--- START ---
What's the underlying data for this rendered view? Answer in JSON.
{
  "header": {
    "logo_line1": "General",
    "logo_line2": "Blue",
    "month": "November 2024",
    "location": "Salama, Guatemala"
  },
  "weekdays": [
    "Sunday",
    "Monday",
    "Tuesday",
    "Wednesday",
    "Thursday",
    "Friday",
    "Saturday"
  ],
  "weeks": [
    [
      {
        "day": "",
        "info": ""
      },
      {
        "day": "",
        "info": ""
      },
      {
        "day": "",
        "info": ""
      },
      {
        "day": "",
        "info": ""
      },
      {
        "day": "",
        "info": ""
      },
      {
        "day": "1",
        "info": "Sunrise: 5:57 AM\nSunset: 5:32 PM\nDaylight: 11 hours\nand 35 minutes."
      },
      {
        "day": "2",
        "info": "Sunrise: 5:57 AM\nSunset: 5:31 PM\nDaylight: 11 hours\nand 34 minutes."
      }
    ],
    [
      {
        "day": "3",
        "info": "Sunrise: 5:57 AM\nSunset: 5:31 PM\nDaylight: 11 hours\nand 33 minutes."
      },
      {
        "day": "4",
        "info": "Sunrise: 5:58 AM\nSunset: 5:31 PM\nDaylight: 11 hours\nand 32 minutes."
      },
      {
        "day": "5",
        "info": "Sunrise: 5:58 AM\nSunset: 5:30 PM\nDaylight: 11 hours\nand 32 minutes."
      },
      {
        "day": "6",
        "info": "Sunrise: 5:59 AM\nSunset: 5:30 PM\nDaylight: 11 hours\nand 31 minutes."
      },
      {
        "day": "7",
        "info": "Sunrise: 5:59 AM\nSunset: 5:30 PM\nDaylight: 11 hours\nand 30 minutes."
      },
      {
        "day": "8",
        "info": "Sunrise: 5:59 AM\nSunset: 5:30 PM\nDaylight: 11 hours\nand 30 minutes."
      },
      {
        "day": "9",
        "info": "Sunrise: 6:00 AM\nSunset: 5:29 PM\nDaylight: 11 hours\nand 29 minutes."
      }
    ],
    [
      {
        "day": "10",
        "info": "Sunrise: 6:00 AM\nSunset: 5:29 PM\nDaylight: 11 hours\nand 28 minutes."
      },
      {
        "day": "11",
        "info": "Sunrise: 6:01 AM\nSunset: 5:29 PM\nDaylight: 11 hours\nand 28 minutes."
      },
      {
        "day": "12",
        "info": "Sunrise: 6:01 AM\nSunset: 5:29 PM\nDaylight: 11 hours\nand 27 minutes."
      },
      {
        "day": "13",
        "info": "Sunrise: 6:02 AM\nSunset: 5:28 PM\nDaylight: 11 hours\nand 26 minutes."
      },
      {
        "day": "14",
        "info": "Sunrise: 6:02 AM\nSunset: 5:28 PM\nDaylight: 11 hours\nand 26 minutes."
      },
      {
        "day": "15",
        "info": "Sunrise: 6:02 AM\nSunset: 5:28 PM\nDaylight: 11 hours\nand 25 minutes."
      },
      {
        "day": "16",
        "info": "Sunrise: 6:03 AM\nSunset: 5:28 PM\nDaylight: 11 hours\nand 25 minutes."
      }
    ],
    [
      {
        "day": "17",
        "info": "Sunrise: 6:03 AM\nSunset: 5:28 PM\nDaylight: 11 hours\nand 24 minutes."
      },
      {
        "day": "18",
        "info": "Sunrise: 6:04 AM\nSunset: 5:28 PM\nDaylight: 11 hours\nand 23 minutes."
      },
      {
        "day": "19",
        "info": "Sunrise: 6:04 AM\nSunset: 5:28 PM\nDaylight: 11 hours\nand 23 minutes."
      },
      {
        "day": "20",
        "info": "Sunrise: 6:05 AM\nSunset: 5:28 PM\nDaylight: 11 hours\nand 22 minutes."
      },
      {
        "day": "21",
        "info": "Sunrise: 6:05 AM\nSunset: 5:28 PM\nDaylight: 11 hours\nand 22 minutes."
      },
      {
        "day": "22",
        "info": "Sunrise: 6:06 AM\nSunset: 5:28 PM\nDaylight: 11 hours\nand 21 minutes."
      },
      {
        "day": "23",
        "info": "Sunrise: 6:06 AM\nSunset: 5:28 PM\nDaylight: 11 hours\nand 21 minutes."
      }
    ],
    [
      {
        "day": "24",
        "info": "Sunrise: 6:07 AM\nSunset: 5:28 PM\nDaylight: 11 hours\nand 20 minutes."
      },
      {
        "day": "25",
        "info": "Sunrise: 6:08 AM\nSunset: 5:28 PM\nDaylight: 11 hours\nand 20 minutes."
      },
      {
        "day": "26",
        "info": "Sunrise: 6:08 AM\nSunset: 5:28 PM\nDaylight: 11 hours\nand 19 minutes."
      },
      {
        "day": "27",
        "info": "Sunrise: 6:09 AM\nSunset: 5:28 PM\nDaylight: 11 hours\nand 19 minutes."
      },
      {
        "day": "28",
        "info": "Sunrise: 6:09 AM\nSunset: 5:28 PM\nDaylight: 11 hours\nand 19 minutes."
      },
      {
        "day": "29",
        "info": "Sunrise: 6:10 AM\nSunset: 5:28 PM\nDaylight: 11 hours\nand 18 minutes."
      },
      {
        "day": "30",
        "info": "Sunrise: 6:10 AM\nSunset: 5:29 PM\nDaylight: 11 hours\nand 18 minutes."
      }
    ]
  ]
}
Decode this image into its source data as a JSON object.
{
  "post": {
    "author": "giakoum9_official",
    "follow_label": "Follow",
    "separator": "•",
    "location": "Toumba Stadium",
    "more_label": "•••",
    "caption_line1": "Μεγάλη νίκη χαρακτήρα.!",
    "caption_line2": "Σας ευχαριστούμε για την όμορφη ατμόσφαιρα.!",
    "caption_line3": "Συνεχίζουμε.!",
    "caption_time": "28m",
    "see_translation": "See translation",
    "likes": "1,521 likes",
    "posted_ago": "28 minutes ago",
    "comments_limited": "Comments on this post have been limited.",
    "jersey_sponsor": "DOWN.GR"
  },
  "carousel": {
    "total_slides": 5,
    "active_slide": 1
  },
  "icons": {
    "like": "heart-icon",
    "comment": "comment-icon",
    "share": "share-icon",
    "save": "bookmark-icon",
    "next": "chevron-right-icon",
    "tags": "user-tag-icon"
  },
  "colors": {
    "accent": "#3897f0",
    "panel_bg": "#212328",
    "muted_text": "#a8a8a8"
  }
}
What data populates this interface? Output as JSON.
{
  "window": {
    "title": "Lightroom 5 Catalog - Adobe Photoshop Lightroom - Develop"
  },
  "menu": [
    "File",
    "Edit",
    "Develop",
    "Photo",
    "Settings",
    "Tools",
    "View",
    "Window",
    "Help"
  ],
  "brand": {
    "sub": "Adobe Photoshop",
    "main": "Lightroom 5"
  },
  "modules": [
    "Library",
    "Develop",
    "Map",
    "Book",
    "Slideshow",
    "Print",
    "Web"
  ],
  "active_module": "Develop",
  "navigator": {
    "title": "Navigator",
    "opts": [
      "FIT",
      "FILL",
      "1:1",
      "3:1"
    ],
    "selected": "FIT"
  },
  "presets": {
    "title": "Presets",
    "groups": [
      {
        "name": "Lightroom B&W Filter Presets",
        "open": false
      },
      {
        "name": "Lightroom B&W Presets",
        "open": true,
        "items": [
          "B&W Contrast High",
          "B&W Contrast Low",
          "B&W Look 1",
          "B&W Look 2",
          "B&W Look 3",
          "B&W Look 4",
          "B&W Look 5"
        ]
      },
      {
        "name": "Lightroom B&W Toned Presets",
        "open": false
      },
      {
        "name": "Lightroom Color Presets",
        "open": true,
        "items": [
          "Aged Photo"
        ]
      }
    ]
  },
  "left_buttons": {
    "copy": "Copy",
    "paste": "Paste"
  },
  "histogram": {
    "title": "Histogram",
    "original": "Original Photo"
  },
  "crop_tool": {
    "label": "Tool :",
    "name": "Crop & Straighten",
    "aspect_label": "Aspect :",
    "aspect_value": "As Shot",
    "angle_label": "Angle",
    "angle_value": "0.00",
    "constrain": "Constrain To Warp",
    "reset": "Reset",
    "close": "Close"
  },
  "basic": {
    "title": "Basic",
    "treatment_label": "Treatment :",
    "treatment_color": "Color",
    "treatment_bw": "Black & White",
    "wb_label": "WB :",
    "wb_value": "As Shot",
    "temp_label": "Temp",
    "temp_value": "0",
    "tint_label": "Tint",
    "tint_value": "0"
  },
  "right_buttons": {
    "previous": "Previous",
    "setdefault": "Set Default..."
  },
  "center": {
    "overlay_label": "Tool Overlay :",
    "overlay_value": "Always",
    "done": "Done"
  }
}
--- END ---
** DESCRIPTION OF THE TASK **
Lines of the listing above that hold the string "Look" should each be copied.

** PROBLEM SOLUTION **
          "B&W Look 1",
          "B&W Look 2",
          "B&W Look 3",
          "B&W Look 4",
          "B&W Look 5"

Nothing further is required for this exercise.